Google is welcome to return to China—but only if it complies with the censorship regime enforced by the government’s internet regulator, state media reported this week. PAU BARRENA/AFP/Getty Images

Google is welcome to return to China—but only if it complies with the censorship regime enforced by the government's internet regulator, state media reported this week.

The post—published by People's Daily, the official newspaper of the Communist Party—was published online Monday but later mysteriously deleted without warning. The article comes in the wake of the revelation that Google had plans to re-enter the Chinese market by developing a censorship-friendly version of its search engine, as reported by The Intercept last week.

A version of the article has been archived online. Links to the op-ed were posted to the People's Daily Facebook and Twitter accounts but have since been scrubbed for reasons unknown.

Google left the Chinese market in 2010. As explained in a blog at the time, it ceased operations after detecting cyberattacks on its networks had originated from China. It also complained about attempted surveillance on human rights defenders and internet results being censored.

Google
A guard passes before a Google sign during the China Digital Entertainment Expo and Conference (ChinaJoy) in Shanghai, on August 3. Google had plans to re-enter the Chinese market by developing a censorship-friendly version of its search engine. REUTERS/Aly Song/File Photo

Bylined by an author called Yu Ning, the People's Daily stated: "Google is welcome to return to the mainland, but it's a prerequisite that it must comply with the requirements of the law."

It described Google's decision to leave China as a "huge blunder" and said the company had missed "golden chances in the mainland's internet development."

The post added: "China will adhere to the implementation of its laws on internet governance, ensuring activities in cyberspace are safe for society. This is the bottom line of China's internet management that should be respected by all foreign internet companies in China.

"China is now quite open and will be more open in the future."

It continued: "It will unswervingly promote reform and opening up based on its own national conditions and try to maintain China's stable development.

"Google failed to understand the Chinese market eight years ago. Whether and when it can return hinges on its own attitude. Only by respecting local laws and regulations and following local customs can multinational companies win local consumers and the market."

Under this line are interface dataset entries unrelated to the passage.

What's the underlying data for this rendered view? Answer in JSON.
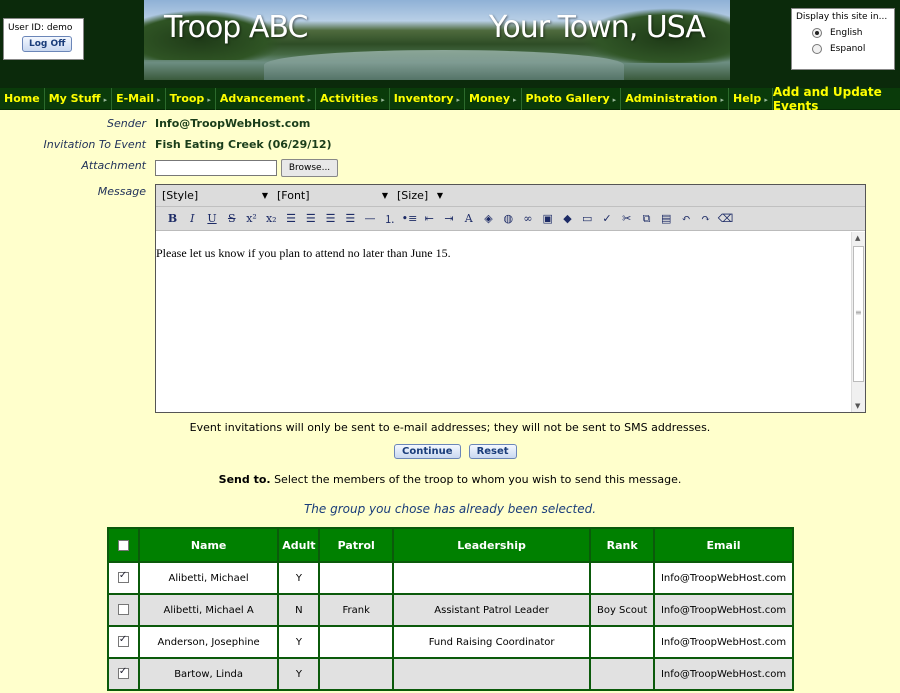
{
  "header": {
    "user_id": "User ID: demo",
    "logoff_label": "Log Off",
    "banner_left": "Troop ABC",
    "banner_right": "Your Town, USA",
    "lang_title": "Display this site in...",
    "lang_options": [
      "English",
      "Espanol"
    ],
    "lang_selected": "English"
  },
  "nav": {
    "items": [
      "Home",
      "My Stuff",
      "E-Mail",
      "Troop",
      "Advancement",
      "Activities",
      "Inventory",
      "Money",
      "Photo Gallery",
      "Administration",
      "Help"
    ],
    "page_title": "Add and Update Events"
  },
  "form": {
    "sender_label": "Sender",
    "sender_value": "Info@TroopWebHost.com",
    "event_label": "Invitation To Event",
    "event_value": "Fish Eating Creek (06/29/12)",
    "attachment_label": "Attachment",
    "attachment_value": "",
    "browse_label": "Browse...",
    "message_label": "Message",
    "style_select": "[Style]",
    "font_select": "[Font]",
    "size_select": "[Size]",
    "message_text": "Please let us know if you plan to attend no later than June 15.",
    "sms_note": "Event invitations will only be sent to e-mail addresses; they will not be sent to SMS addresses.",
    "continue_label": "Continue",
    "reset_label": "Reset",
    "send_to_bold": "Send to.",
    "send_to_text": " Select the members of the troop to whom you wish to send this message.",
    "group_msg": "The group you chose has already been selected."
  },
  "toolbar_icons": [
    "bold-icon",
    "italic-icon",
    "underline-icon",
    "strikethrough-icon",
    "superscript-icon",
    "subscript-icon",
    "align-left-icon",
    "align-center-icon",
    "align-right-icon",
    "justify-icon",
    "horizontal-rule-icon",
    "ordered-list-icon",
    "bullet-list-icon",
    "outdent-icon",
    "indent-icon",
    "font-color-icon",
    "highlight-icon",
    "globe-icon",
    "link-icon",
    "image-icon",
    "table-object-icon",
    "table-icon",
    "spellcheck-icon",
    "cut-icon",
    "copy-icon",
    "paste-icon",
    "undo-icon",
    "redo-icon",
    "clear-format-icon"
  ],
  "table": {
    "headers": [
      "Name",
      "Adult",
      "Patrol",
      "Leadership",
      "Rank",
      "Email"
    ],
    "rows": [
      {
        "checked": true,
        "name": "Alibetti, Michael",
        "adult": "Y",
        "patrol": "",
        "leadership": "",
        "rank": "",
        "email": "Info@TroopWebHost.com"
      },
      {
        "checked": false,
        "name": "Alibetti, Michael A",
        "adult": "N",
        "patrol": "Frank",
        "leadership": "Assistant Patrol Leader",
        "rank": "Boy Scout",
        "email": "Info@TroopWebHost.com"
      },
      {
        "checked": true,
        "name": "Anderson, Josephine",
        "adult": "Y",
        "patrol": "",
        "leadership": "Fund Raising Coordinator",
        "rank": "",
        "email": "Info@TroopWebHost.com"
      },
      {
        "checked": true,
        "name": "Bartow, Linda",
        "adult": "Y",
        "patrol": "",
        "leadership": "",
        "rank": "",
        "email": "Info@TroopWebHost.com"
      }
    ]
  }
}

Censorship analysts at Freedom House in 2017 described China as "the world's worst abuser of internet freedom" for the third consecutive year. It concluded the web in China was "Not Free."

Laws in China restrict use of virtual private networks (VPNS)—which can circumvent internet blocks—and popular chat applications such as WeChat are routinely monitored. The government uses its broad censorship system to stifle dissent. It is widely known as the Great Firewall.

According to The Intercept, Google's latest attempt to cozy up to the Chinese market has been codenamed "Dragonfly." Ryan Gallagher, who broke the story, reported that the project had sped up after its CEO Sundar Pichai met with a "top Chinese government official" last year.

Gallagher alleged that Google was planning to blacklist some websites and search terms. The news—which was previously contained—resulted in backlash from some Google staffers.

A Google spokesperson told Newsweek: "We provide a number of mobile apps in China, such as Google Translate and Files Go, help Chinese developers, and have made significant investments in Chinese companies like JD.com. But we don't comment on speculation about future plans."

Google Welcome in China but Must Comply With Censorship: State Media | Tech & Science